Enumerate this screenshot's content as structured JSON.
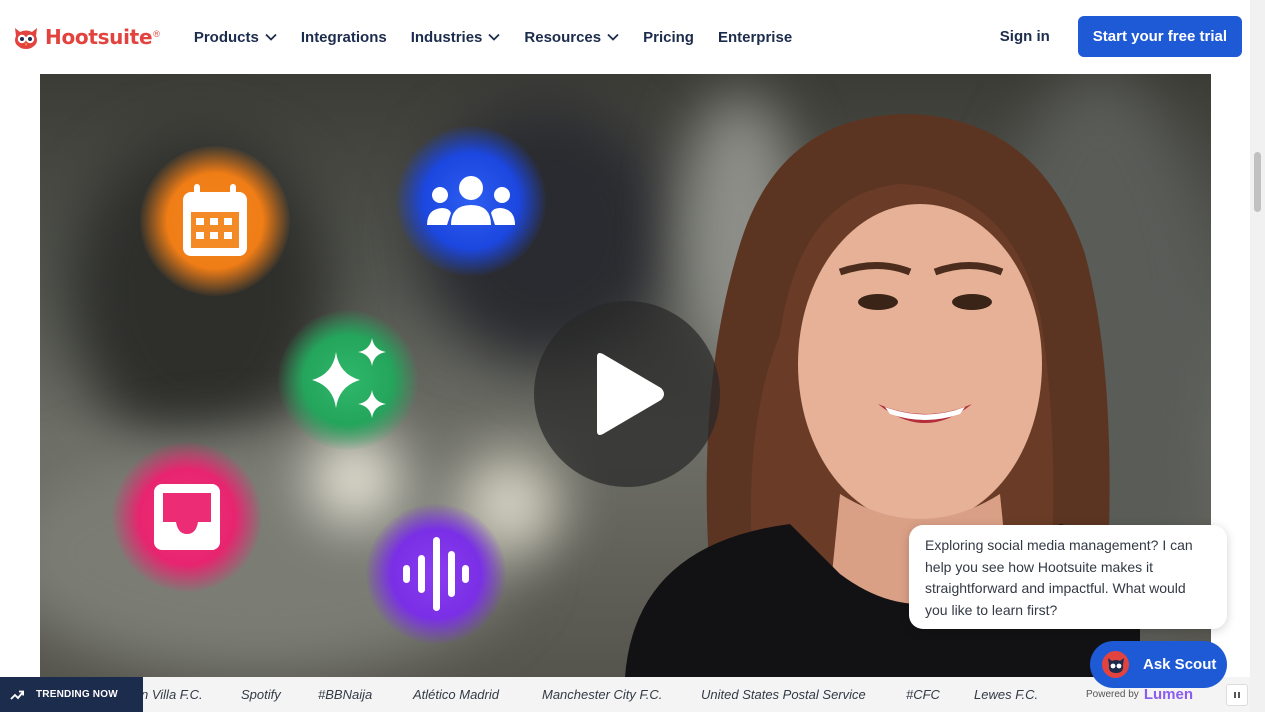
{
  "brand": {
    "name": "Hootsuite",
    "reg": "®",
    "color": "#e3433e"
  },
  "nav": {
    "items": [
      {
        "label": "Products",
        "dropdown": true
      },
      {
        "label": "Integrations",
        "dropdown": false
      },
      {
        "label": "Industries",
        "dropdown": true
      },
      {
        "label": "Resources",
        "dropdown": true
      },
      {
        "label": "Pricing",
        "dropdown": false
      },
      {
        "label": "Enterprise",
        "dropdown": false
      }
    ],
    "sign_in": "Sign in",
    "cta": "Start your free trial",
    "cta_color": "#1f5ad6"
  },
  "hero": {
    "icons": [
      "calendar-icon",
      "team-icon",
      "sparkles-icon",
      "inbox-icon",
      "audio-wave-icon"
    ],
    "play_icon": "play-icon"
  },
  "chat": {
    "message": "Exploring social media management? I can help you see how Hootsuite makes it straightforward and impactful. What would you like to learn first?",
    "button": "Ask Scout",
    "powered_prefix": "Powered by",
    "powered_brand": "Lumen"
  },
  "trending": {
    "label": "TRENDING NOW",
    "items": [
      "n Villa F.C.",
      "Spotify",
      "#BBNaija",
      "Atlético Madrid",
      "Manchester City F.C.",
      "United States Postal Service",
      "#CFC",
      "Lewes F.C."
    ]
  }
}
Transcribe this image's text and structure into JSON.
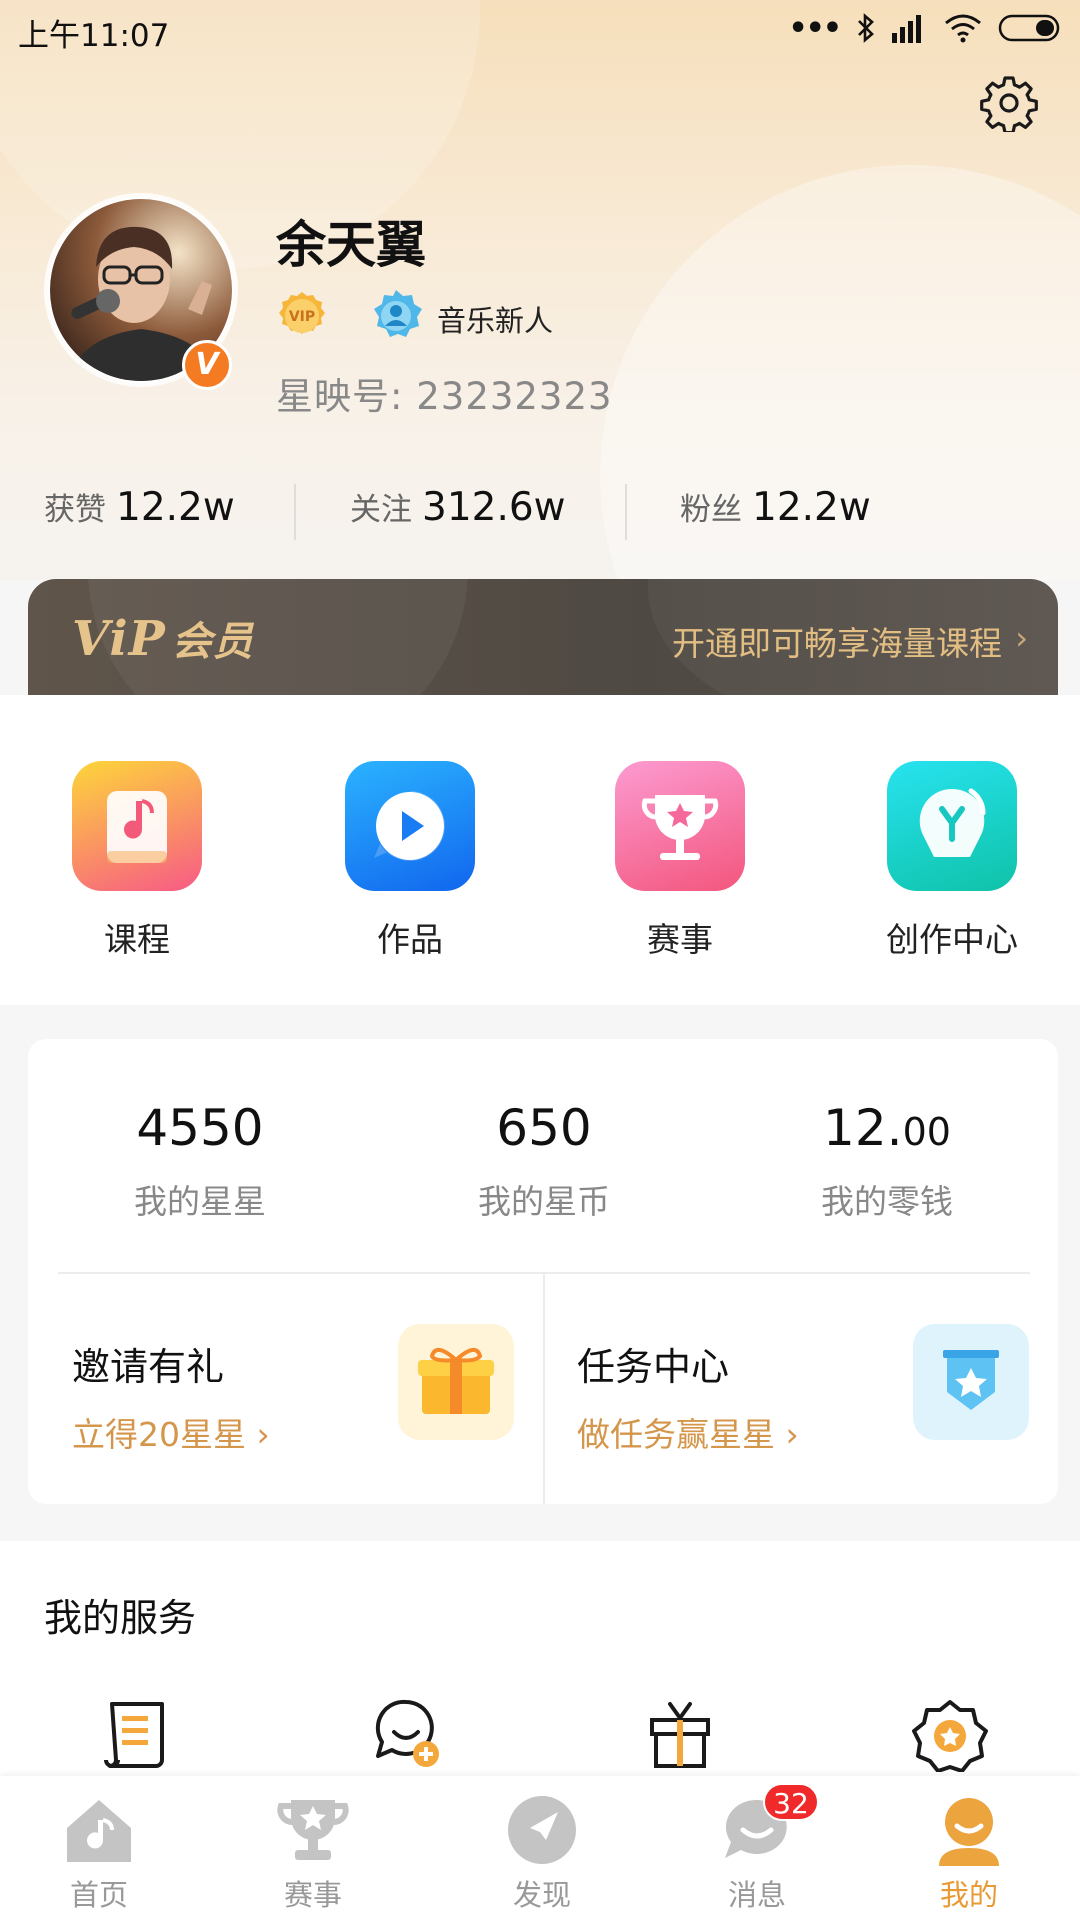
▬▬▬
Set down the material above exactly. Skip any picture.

Enumerate this screenshot's content as structured JSON.
{
  "brand": {
    "name": "Hootsuite",
    "reg": "®",
    "color": "#e3433e"
  },
  "nav": {
    "items": [
      {
        "label": "Products",
        "dropdown": true
      },
      {
        "label": "Integrations",
        "dropdown": false
      },
      {
        "label": "Industries",
        "dropdown": true
      },
      {
        "label": "Resources",
        "dropdown": true
      },
      {
        "label": "Pricing",
        "dropdown": false
      },
      {
        "label": "Enterprise",
        "dropdown": false
      }
    ],
    "sign_in": "Sign in",
    "cta": "Start your free trial",
    "cta_color": "#1f5ad6"
  },
  "hero": {
    "icons": [
      "calendar-icon",
      "team-icon",
      "sparkles-icon",
      "inbox-icon",
      "audio-wave-icon"
    ],
    "play_icon": "play-icon"
  },
  "chat": {
    "message": "Exploring social media management? I can help you see how Hootsuite makes it straightforward and impactful. What would you like to learn first?",
    "button": "Ask Scout",
    "powered_prefix": "Powered by",
    "powered_brand": "Lumen"
  },
  "trending": {
    "label": "TRENDING NOW",
    "items": [
      "n Villa F.C.",
      "Spotify",
      "#BBNaija",
      "Atlético Madrid",
      "Manchester City F.C.",
      "United States Postal Service",
      "#CFC",
      "Lewes F.C."
    ]
  }
}
Transcribe this image's text and structure into JSON.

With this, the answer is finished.